App and web page records:
++++++++
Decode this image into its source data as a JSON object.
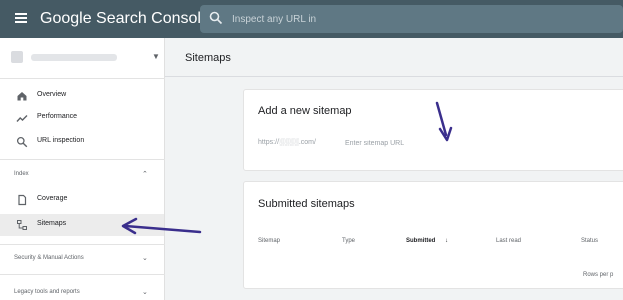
{
  "topbar": {
    "app_title": "Google Search Console",
    "search_placeholder": "Inspect any URL in"
  },
  "sidebar": {
    "nav": [
      {
        "label": "Overview",
        "icon": "home-icon"
      },
      {
        "label": "Performance",
        "icon": "trending-up-icon"
      },
      {
        "label": "URL inspection",
        "icon": "search-icon"
      }
    ],
    "index_section": "Index",
    "index_items": [
      {
        "label": "Coverage",
        "icon": "file-icon"
      },
      {
        "label": "Sitemaps",
        "icon": "sitemap-icon",
        "active": true
      }
    ],
    "security_section": "Security & Manual Actions",
    "legacy_section": "Legacy tools and reports"
  },
  "main": {
    "page_title": "Sitemaps",
    "add_card": {
      "title": "Add a new sitemap",
      "url_prefix": "https://░░░░.com/",
      "input_placeholder": "Enter sitemap URL"
    },
    "submitted_card": {
      "title": "Submitted sitemaps",
      "columns": [
        "Sitemap",
        "Type",
        "Submitted",
        "Last read",
        "Status"
      ],
      "sorted_column": "Submitted",
      "rows_per_page": "Rows per p"
    }
  },
  "colors": {
    "topbar": "#455a64",
    "active_nav": "#ececec",
    "annotation_arrow": "#3a2e8c"
  }
}
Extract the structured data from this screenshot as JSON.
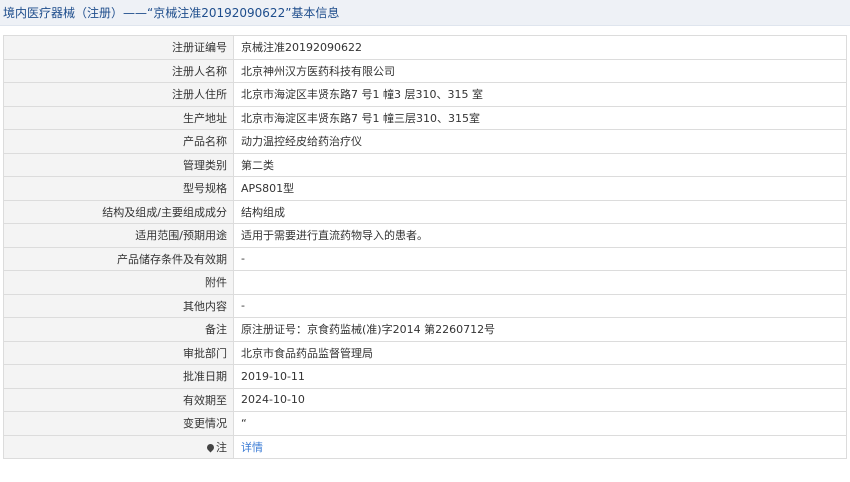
{
  "title": "境内医疗器械（注册）——“京械注准20192090622”基本信息",
  "rows": [
    {
      "label": "注册证编号",
      "value": "京械注准20192090622"
    },
    {
      "label": "注册人名称",
      "value": "北京神州汉方医药科技有限公司"
    },
    {
      "label": "注册人住所",
      "value": "北京市海淀区丰贤东路7 号1 幢3 层310、315 室"
    },
    {
      "label": "生产地址",
      "value": "北京市海淀区丰贤东路7 号1 幢三层310、315室"
    },
    {
      "label": "产品名称",
      "value": "动力温控经皮给药治疗仪"
    },
    {
      "label": "管理类别",
      "value": "第二类"
    },
    {
      "label": "型号规格",
      "value": "APS801型"
    },
    {
      "label": "结构及组成/主要组成成分",
      "value": "结构组成"
    },
    {
      "label": "适用范围/预期用途",
      "value": "适用于需要进行直流药物导入的患者。"
    },
    {
      "label": "产品储存条件及有效期",
      "value": "-"
    },
    {
      "label": "附件",
      "value": ""
    },
    {
      "label": "其他内容",
      "value": "-"
    },
    {
      "label": "备注",
      "value": "原注册证号：京食药监械(准)字2014 第2260712号"
    },
    {
      "label": "审批部门",
      "value": "北京市食品药品监督管理局"
    },
    {
      "label": "批准日期",
      "value": "2019-10-11"
    },
    {
      "label": "有效期至",
      "value": "2024-10-10"
    },
    {
      "label": "变更情况",
      "value": "“"
    }
  ],
  "note_row": {
    "label": "注",
    "icon": "pin-icon",
    "link_text": "详情",
    "link_color": "#3a7bd5"
  },
  "colors": {
    "title_bar_bg": "#eef1f6",
    "title_text": "#1e4d8c",
    "label_bg": "#f4f4f4",
    "border": "#dcdcdc"
  }
}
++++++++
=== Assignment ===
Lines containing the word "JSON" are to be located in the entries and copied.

=== Answer to this task ===
Decode this image into its source data as a JSON object.
Extract the structured data from this screenshot as JSON.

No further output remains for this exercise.